And there are some who will kill to keep them apart. Darcie Little Badger introduced herself to the world with Elatsoe. In A Snake Falls to Earth, she draws on traditional Lipan Apache storytelling structure to weave another unforgettable tale of monsters, magic, and family. It is not to be missed. — Copy and summary via Goodreads
Aristotle and Dante Dive into the Waters of the World (Aristotle and Dante #2) by Benjamin Alire Sáenz
In Aristotle and Dante Discover the Secrets of the Universe, two boys in a border town fell in love. Now, they must discover what it means to stay in love and build a relationship in a world that seems to challenge their very existence.

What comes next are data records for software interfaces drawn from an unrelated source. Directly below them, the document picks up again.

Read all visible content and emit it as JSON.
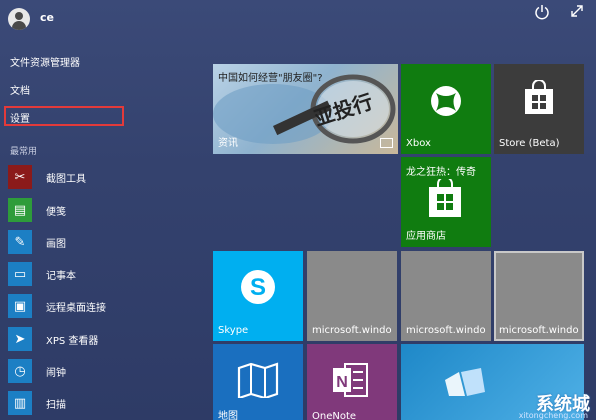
{
  "user": {
    "name": "ce"
  },
  "controls": {
    "power_icon": "power-icon",
    "expand_icon": "expand-icon"
  },
  "menu": {
    "file_explorer": "文件资源管理器",
    "documents": "文档",
    "settings": "设置",
    "most_used_label": "最常用"
  },
  "apps": [
    {
      "label": "截图工具",
      "icon": "scissors-icon",
      "color": "#8b1a1a"
    },
    {
      "label": "便笺",
      "icon": "sticky-notes-icon",
      "color": "#2e9c3a"
    },
    {
      "label": "画图",
      "icon": "paint-icon",
      "color": "#1c7fc4"
    },
    {
      "label": "记事本",
      "icon": "notepad-icon",
      "color": "#1c7fc4"
    },
    {
      "label": "远程桌面连接",
      "icon": "remote-desktop-icon",
      "color": "#1c7fc4"
    },
    {
      "label": "XPS 查看器",
      "icon": "xps-viewer-icon",
      "color": "#1c7fc4"
    },
    {
      "label": "闹钟",
      "icon": "alarm-icon",
      "color": "#1c7fc4"
    },
    {
      "label": "扫描",
      "icon": "scan-icon",
      "color": "#1c7fc4"
    }
  ],
  "tiles": {
    "news": {
      "headline": "中国如何经营\"朋友圈\"?",
      "label": "资讯",
      "image_text": "亚投行"
    },
    "xbox": {
      "label": "Xbox",
      "color": "#107c10"
    },
    "store": {
      "label": "Store (Beta)",
      "color": "#3c3c3c"
    },
    "app_store": {
      "title": "龙之狂热：传奇",
      "label": "应用商店",
      "color": "#107c10"
    },
    "skype": {
      "label": "Skype",
      "color": "#00aff0"
    },
    "ms1": {
      "label": "microsoft.windo"
    },
    "ms2": {
      "label": "microsoft.windo"
    },
    "ms3": {
      "label": "microsoft.windo"
    },
    "maps": {
      "label": "地图",
      "color": "#1a6fbf"
    },
    "onenote": {
      "label": "OneNote",
      "color": "#80397b"
    }
  },
  "watermark": {
    "text": "系统城",
    "sub": "xitongcheng.com"
  }
}
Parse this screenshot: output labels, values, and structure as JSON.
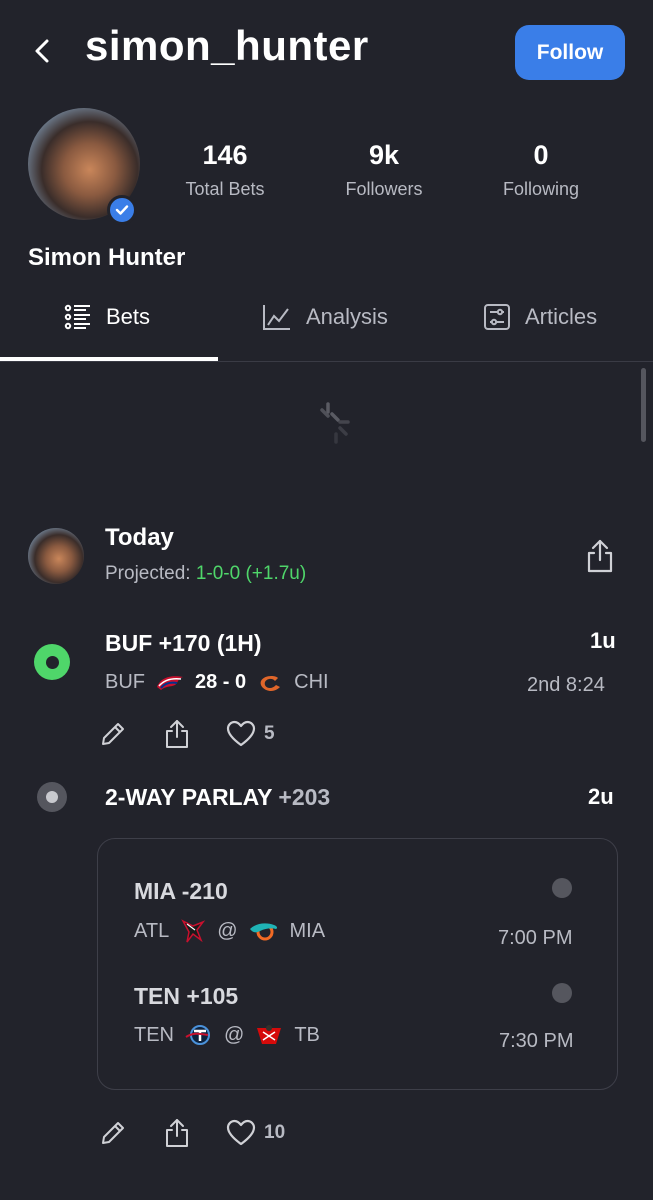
{
  "header": {
    "username": "simon_hunter",
    "follow_label": "Follow"
  },
  "profile": {
    "full_name": "Simon Hunter",
    "stats": [
      {
        "value": "146",
        "label": "Total Bets"
      },
      {
        "value": "9k",
        "label": "Followers"
      },
      {
        "value": "0",
        "label": "Following"
      }
    ]
  },
  "tabs": [
    {
      "label": "Bets",
      "icon": "list-icon",
      "active": true
    },
    {
      "label": "Analysis",
      "icon": "chart-line-icon",
      "active": false
    },
    {
      "label": "Articles",
      "icon": "articles-icon",
      "active": false
    }
  ],
  "feed": {
    "day_title": "Today",
    "projected_label": "Projected:",
    "projected_value": "1-0-0 (+1.7u)"
  },
  "bets": [
    {
      "title": "BUF +170 (1H)",
      "units": "1u",
      "status": "live",
      "team_a": "BUF",
      "score": "28 - 0",
      "team_b": "CHI",
      "time": "2nd 8:24",
      "likes": "5"
    },
    {
      "title_bold": "2-WAY PARLAY",
      "title_odds": "+203",
      "units": "2u",
      "status": "pending",
      "likes": "10",
      "legs": [
        {
          "title": "MIA -210",
          "away": "ATL",
          "at": "@",
          "home": "MIA",
          "time": "7:00 PM"
        },
        {
          "title": "TEN +105",
          "away": "TEN",
          "at": "@",
          "home": "TB",
          "time": "7:30 PM"
        }
      ]
    }
  ],
  "colors": {
    "background": "#22232b",
    "accent": "#3a7ee8",
    "positive": "#4fd66a"
  }
}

Ari has spent all of high school burying who he really is, staying silent and invisible. He expected his senior year to be the same. But something in him cracked open when he fell in love with Dante, and he can’t go back. Suddenly he finds himself reaching out to new friends, standing up to bullies of all kinds, and making his voice heard. And, always, there is Dante, dreamy, witty Dante, who can get on Ari’s nerves and fill him with desire all at once.
The boys are determined to forge a path for themselves in a world that doesn’t understand them. But when Ari is faced with a shocking loss, he’ll have to fight like never before to create a life that is truthfully, joyfully his own. — Cover image and summary via Goodreads
Black Was the Ink by Michelle Coles
Forgotten heroes still leave their mark.
Malcolm Williams hasn’t been okay for a while. He’s angry and despondent and feels like nothing good ever happens for teens like him in D.C. All he wants is to be left alone in his room for the summer to draw or play video games–but no such luck. With growing violence in his neighborhood, his mother ships him off to his father’s family farm in Mississippi, and Malcolm is anything but pleased.
A few days after his arrival, his great-aunt tells him that the State is acquiring the farm to widen a highway. It’s not news Malcolm is concerned about, but someone plans to make it his concern. One minute Malcolm is drawing in the farmhouse attic, and the next he’s looking through the eyes of his ancestor Cedric Johnson in 1866.
As Cedric, Malcolm meets the real-life Black statesmen who fought for change during the Reconstruction era: Hiram Revels, Robert Smalls, and other leaders who made American history. But even after witnessing their bravery, Malcolm’s faith in his own future remains shaky, particularly since he knows that the gains these statesmen made were almost immediately stripped away. If those great men couldn’t completely succeed, why should he try?
Malcolm must decide which path to take. Can Cedric’s experiences help him construct a better future? Or will he resign himself to resentments and defeat? — Cover image and summary via Goodreads